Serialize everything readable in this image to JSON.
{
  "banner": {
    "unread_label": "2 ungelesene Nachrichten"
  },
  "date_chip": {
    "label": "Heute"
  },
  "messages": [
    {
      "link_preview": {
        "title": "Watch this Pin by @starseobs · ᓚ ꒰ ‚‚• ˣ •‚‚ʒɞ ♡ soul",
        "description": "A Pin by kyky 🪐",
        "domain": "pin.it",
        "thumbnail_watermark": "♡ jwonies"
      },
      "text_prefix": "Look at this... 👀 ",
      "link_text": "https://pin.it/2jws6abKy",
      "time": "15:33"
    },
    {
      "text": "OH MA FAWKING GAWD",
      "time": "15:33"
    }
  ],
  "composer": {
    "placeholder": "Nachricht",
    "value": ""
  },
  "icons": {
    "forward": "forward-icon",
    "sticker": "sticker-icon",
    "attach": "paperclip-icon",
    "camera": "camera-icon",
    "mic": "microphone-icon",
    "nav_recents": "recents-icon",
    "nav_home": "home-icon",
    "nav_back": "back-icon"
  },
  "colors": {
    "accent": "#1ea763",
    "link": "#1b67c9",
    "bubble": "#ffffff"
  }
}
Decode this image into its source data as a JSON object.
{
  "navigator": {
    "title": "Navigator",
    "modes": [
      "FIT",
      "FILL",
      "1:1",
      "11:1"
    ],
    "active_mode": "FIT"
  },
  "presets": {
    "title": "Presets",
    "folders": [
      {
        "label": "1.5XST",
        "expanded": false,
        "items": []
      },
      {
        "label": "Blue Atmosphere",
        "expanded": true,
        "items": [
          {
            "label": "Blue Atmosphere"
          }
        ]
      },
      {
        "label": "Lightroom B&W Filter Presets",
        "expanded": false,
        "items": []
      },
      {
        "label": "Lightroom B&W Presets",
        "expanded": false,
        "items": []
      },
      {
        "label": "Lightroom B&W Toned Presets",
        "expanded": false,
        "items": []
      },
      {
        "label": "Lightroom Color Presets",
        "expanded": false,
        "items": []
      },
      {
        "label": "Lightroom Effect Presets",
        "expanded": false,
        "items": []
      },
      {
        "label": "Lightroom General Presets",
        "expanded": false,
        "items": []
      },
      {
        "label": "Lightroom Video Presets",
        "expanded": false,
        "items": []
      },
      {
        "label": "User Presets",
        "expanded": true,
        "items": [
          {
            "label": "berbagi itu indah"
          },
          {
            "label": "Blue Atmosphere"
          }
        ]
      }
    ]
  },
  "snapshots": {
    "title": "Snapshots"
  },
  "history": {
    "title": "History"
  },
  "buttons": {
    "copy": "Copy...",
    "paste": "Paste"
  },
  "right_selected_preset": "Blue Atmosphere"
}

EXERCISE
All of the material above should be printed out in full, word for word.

WRITTEN RESPONSE
Serialize everything readable in this image to JSON.
{
  "banner": {
    "unread_label": "2 ungelesene Nachrichten"
  },
  "date_chip": {
    "label": "Heute"
  },
  "messages": [
    {
      "link_preview": {
        "title": "Watch this Pin by @starseobs · ᓚ ꒰ ‚‚• ˣ •‚‚ʒɞ ♡ soul",
        "description": "A Pin by kyky 🪐",
        "domain": "pin.it",
        "thumbnail_watermark": "♡ jwonies"
      },
      "text_prefix": "Look at this... 👀 ",
      "link_text": "https://pin.it/2jws6abKy",
      "time": "15:33"
    },
    {
      "text": "OH MA FAWKING GAWD",
      "time": "15:33"
    }
  ],
  "composer": {
    "placeholder": "Nachricht",
    "value": ""
  },
  "icons": {
    "forward": "forward-icon",
    "sticker": "sticker-icon",
    "attach": "paperclip-icon",
    "camera": "camera-icon",
    "mic": "microphone-icon",
    "nav_recents": "recents-icon",
    "nav_home": "home-icon",
    "nav_back": "back-icon"
  },
  "colors": {
    "accent": "#1ea763",
    "link": "#1b67c9",
    "bubble": "#ffffff"
  }
}
Decode this image into its source data as a JSON object.
{
  "navigator": {
    "title": "Navigator",
    "modes": [
      "FIT",
      "FILL",
      "1:1",
      "11:1"
    ],
    "active_mode": "FIT"
  },
  "presets": {
    "title": "Presets",
    "folders": [
      {
        "label": "1.5XST",
        "expanded": false,
        "items": []
      },
      {
        "label": "Blue Atmosphere",
        "expanded": true,
        "items": [
          {
            "label": "Blue Atmosphere"
          }
        ]
      },
      {
        "label": "Lightroom B&W Filter Presets",
        "expanded": false,
        "items": []
      },
      {
        "label": "Lightroom B&W Presets",
        "expanded": false,
        "items": []
      },
      {
        "label": "Lightroom B&W Toned Presets",
        "expanded": false,
        "items": []
      },
      {
        "label": "Lightroom Color Presets",
        "expanded": false,
        "items": []
      },
      {
        "label": "Lightroom Effect Presets",
        "expanded": false,
        "items": []
      },
      {
        "label": "Lightroom General Presets",
        "expanded": false,
        "items": []
      },
      {
        "label": "Lightroom Video Presets",
        "expanded": false,
        "items": []
      },
      {
        "label": "User Presets",
        "expanded": true,
        "items": [
          {
            "label": "berbagi itu indah"
          },
          {
            "label": "Blue Atmosphere"
          }
        ]
      }
    ]
  },
  "snapshots": {
    "title": "Snapshots"
  },
  "history": {
    "title": "History"
  },
  "buttons": {
    "copy": "Copy...",
    "paste": "Paste"
  },
  "right_selected_preset": "Blue Atmosphere"
}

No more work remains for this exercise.